To Sub-inspector Irvine: The beer glasses were there from Saturday night. The bottle of gin, which was not there on the first occasion, and the two empty glasses and syphon on she could not say for what time they were there.
Mary Daly, an emloyé of the defendant, admitted the constables and told them the licensee was ill in bed. The had previously tried the bar door, which was locked. They then went to Mrs. Morgan's bedroom and opened the door going through. When they came the second time the bar door was fastened with a lock. The door had fallen, therefore from the outside it appeared to be open.
To Sub-Inspector Irvine: The door was locked on the second occation the police came. She locked it herself, and had the key in her pocket. Mr McFarlane said the offence was merely a technical one, and after hearing the evidence he hoped the bench, if they did fine, would recommend a remission of the penalty.
A fine of £5 was imposed, with 7s. 10d. costs.
Two months later on 30th of April 1900, Agnes Morgan, youngest daughter of Alice Morgan, the Licensee, died at the Hotel. According to the death certificate signed by Dr. Sutherland cause of death was Multiple Neuritis for 10 weeks and Cardiac Syncope.

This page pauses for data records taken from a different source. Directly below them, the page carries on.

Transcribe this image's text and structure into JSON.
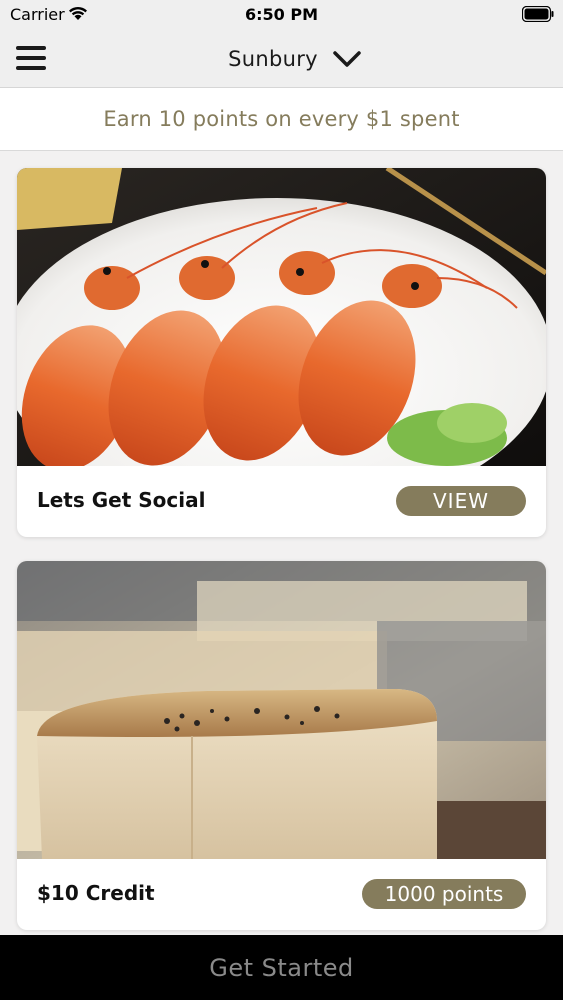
{
  "status_bar": {
    "carrier": "Carrier",
    "time": "6:50 PM"
  },
  "nav": {
    "location": "Sunbury",
    "menu_icon": "menu-icon",
    "dropdown_icon": "chevron-down-icon"
  },
  "banner": {
    "text": "Earn 10 points on every $1 spent"
  },
  "cards": [
    {
      "title": "Lets Get Social",
      "action_label": "VIEW",
      "image": "prawns-photo"
    },
    {
      "title": "$10 Credit",
      "action_label": "1000 points",
      "image": "pastry-photo"
    }
  ],
  "bottom_bar": {
    "label": "Get Started"
  },
  "colors": {
    "accent": "#857c5c",
    "bottom_bar_bg": "#000000",
    "bottom_bar_text": "#8a8a8a"
  }
}
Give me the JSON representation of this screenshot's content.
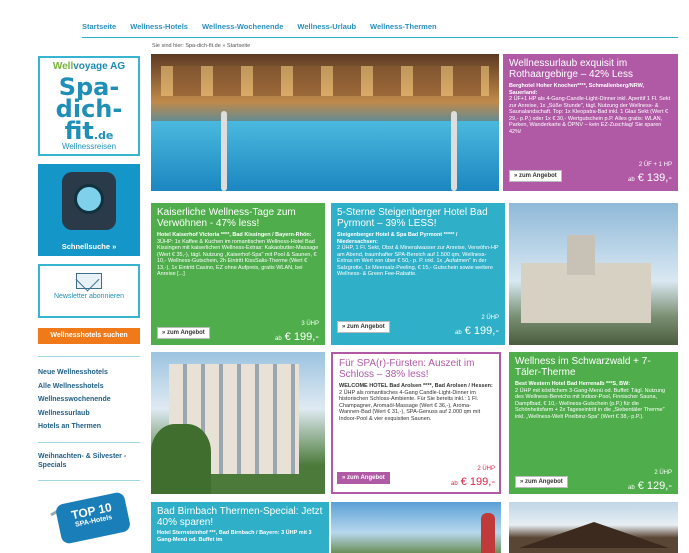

Another two months later on the 11th of June Alice Morgan lost her eldest son, Francis Edward Morgan to Phthisis Pulmonalis, later more commonly known as Tuberculosis, and exhaustion with duration of one year and signed by Dr Dickinson.